In demonstrations, Georgia Tech’s technology achieved a 21-fold increase in harvested power compared with a referenced counterpart, while maintaining identical angular coverage.
This robust system may open the door for new passive, long-range, mm-wave 5G-powered RFID for wearable and ubiquitous IoT applications. The researchers used inhouse additive manufacturing to print the palm-sized mm-wave harvesters on a multitude of everyday flexible and rigid substrates. Providing 3D and inkjet printing options will make the system more affordable and accessible to a broad range of users, platforms, frequencies, and applications.

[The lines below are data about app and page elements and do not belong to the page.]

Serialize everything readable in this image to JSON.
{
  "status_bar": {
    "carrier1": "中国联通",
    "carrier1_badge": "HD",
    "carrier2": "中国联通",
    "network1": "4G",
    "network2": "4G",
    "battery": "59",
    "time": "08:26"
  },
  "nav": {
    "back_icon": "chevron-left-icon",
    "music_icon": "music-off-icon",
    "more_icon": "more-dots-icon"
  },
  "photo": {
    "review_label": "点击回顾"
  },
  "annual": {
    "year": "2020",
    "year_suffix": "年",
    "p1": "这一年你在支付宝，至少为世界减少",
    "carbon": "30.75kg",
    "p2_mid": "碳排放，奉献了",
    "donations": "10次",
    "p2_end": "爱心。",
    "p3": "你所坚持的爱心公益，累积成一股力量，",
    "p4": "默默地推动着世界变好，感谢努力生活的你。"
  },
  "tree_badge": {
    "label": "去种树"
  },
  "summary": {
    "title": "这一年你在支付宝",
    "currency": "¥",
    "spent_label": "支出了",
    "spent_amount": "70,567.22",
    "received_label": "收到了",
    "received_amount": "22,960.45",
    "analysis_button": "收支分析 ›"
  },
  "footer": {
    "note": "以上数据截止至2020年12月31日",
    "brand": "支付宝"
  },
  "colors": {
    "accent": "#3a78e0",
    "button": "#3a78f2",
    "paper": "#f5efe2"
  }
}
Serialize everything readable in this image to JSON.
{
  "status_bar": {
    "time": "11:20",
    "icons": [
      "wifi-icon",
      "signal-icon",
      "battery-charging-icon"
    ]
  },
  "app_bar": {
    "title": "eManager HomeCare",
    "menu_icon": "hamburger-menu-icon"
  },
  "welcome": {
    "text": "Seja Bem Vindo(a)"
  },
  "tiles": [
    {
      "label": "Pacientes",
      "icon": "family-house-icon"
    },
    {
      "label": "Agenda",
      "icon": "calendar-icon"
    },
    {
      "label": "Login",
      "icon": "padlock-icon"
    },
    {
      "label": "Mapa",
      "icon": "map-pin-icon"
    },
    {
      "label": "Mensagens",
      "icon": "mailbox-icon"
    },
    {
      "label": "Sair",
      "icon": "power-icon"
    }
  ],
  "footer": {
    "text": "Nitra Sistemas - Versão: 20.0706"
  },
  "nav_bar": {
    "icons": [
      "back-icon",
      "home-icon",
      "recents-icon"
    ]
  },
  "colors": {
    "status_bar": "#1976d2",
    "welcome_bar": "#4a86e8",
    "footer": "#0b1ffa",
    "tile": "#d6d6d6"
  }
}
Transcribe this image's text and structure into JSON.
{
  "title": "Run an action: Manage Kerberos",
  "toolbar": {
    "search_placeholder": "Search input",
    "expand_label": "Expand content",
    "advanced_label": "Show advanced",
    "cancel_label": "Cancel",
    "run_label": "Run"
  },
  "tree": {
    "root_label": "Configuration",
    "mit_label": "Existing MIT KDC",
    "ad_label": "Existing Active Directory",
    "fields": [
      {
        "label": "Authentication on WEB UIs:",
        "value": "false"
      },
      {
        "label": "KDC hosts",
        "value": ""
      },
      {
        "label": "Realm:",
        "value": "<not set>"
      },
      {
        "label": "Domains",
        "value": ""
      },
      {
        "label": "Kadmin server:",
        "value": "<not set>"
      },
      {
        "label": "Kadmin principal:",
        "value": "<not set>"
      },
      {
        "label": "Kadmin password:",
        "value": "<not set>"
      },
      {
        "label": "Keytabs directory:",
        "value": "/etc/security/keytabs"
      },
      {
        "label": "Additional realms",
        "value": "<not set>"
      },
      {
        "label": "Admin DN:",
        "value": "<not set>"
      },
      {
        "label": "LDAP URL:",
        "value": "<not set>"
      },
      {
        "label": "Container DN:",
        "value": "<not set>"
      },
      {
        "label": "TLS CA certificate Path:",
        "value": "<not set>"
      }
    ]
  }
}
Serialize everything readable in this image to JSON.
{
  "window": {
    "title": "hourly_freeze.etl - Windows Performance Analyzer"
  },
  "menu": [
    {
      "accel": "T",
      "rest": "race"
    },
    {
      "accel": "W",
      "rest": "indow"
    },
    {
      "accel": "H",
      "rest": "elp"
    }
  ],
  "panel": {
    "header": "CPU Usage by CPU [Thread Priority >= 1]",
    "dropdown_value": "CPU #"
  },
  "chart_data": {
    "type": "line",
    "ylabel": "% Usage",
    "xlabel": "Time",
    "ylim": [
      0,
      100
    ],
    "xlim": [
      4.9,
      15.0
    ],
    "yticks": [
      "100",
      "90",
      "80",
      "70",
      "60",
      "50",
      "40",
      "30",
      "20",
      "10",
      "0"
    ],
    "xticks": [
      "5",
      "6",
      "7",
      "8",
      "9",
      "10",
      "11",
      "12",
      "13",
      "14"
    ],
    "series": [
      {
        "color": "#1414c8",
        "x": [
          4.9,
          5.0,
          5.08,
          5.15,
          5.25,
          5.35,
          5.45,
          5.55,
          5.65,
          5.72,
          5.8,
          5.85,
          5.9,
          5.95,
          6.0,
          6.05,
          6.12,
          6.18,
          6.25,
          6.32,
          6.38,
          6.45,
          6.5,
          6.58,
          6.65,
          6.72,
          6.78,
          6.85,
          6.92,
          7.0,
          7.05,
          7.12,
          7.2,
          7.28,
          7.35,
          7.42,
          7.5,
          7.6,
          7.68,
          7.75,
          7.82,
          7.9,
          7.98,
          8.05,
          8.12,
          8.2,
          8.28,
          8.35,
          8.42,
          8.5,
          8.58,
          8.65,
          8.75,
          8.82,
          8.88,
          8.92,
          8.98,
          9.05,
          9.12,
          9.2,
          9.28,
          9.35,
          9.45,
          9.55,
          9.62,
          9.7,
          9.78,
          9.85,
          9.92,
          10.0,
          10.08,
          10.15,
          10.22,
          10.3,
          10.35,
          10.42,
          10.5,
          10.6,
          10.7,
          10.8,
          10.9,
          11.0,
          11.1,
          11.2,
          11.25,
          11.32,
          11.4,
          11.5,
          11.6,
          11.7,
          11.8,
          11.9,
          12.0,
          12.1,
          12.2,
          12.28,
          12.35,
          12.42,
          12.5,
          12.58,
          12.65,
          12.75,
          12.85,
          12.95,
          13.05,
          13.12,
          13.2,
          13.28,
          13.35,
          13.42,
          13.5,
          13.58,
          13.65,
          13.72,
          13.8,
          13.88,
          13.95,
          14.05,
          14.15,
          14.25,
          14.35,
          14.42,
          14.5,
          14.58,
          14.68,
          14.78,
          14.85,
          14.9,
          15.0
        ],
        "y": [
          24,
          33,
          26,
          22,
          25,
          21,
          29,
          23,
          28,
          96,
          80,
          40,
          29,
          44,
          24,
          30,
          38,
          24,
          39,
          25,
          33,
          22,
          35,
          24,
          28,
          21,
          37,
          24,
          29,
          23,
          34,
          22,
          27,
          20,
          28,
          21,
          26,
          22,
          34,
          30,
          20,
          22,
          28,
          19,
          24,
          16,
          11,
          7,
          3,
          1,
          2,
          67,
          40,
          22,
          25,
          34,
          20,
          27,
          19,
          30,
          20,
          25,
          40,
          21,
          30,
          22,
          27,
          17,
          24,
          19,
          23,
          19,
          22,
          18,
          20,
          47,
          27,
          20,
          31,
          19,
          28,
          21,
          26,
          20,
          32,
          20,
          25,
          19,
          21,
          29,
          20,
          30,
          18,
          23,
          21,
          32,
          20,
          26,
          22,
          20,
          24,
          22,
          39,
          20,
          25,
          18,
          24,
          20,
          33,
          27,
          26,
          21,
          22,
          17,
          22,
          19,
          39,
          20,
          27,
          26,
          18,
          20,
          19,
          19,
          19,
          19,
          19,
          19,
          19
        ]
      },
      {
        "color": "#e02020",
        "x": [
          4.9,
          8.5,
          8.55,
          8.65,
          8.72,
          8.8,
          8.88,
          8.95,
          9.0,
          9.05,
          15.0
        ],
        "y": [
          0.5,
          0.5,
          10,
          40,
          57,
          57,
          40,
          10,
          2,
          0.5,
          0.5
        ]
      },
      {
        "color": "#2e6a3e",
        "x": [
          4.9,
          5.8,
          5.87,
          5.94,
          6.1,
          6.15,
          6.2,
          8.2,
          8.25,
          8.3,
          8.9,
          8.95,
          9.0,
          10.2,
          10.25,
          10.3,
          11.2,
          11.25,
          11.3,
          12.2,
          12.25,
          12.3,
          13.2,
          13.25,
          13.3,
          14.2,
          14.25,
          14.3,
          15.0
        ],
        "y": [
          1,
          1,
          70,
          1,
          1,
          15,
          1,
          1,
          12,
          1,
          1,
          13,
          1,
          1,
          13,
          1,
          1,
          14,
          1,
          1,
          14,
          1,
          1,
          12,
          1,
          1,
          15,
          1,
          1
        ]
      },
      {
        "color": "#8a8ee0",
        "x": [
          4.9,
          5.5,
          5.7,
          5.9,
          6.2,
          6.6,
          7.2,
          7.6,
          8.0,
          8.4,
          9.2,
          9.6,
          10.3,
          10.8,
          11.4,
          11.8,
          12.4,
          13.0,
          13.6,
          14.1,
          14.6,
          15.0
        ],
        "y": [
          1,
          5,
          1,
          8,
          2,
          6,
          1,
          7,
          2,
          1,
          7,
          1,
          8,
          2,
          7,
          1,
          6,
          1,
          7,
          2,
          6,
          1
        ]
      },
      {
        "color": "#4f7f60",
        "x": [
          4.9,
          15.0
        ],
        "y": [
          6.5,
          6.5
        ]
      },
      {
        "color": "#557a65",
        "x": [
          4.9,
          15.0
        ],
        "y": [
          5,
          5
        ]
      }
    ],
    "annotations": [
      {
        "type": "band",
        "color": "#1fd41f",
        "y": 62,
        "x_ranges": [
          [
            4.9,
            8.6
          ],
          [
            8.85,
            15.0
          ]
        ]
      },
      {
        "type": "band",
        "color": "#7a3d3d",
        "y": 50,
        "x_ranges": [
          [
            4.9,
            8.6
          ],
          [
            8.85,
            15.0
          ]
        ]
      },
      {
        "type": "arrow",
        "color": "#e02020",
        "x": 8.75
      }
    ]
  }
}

“The fact is 5G is going to be everywhere, especially in urban areas. You can replace millions, or tens of millions, of batteries of wireless sensors, especially for smart city and smart agricultural applications,” said Emmanouil (Manos)Tentzeris, Ken Byers Professor in Flexible Electronics in the School of Electrical and Computer Engineering.
Tentzeris predicts that power as a service will be the next big application for the telecom industry, just as data overtook voice services as a major revenue producer.
The research team is most excited by the prospect of service providers embracing this technology to offer power on demand “over the air,” eliminating the need for batteries.
“I've been working on energy harvesting conventionally for at least six years, and for most of this time it didn't seem like there was a key to make energy harvesting work in the real world, because of FCC limits on power emission and focalization,” Hester said. “With the advent of 5G networks, this could actually work and we’ve demonstrated it. That’s extremely exciting — we could get rid of batteries.”
This work was supported by the Air Force Research Laboratory and the National Science Foundation (NSF) - Emerging Frontiers in Research and Innovation program. The work was performed in part at the Georgia Tech Institute for Electronics and Nanotechnology, a member of the National Nanotechnology Coordinated Infrastructure (NNCI), which is supported by the NSF (Grant ECCS-1542174).
CITATION: A. Eid, et al., “5G as a wireless power grid.” (Scientific Reports, 2021) https://doi.org/10.1038/s41598-020-79500-x.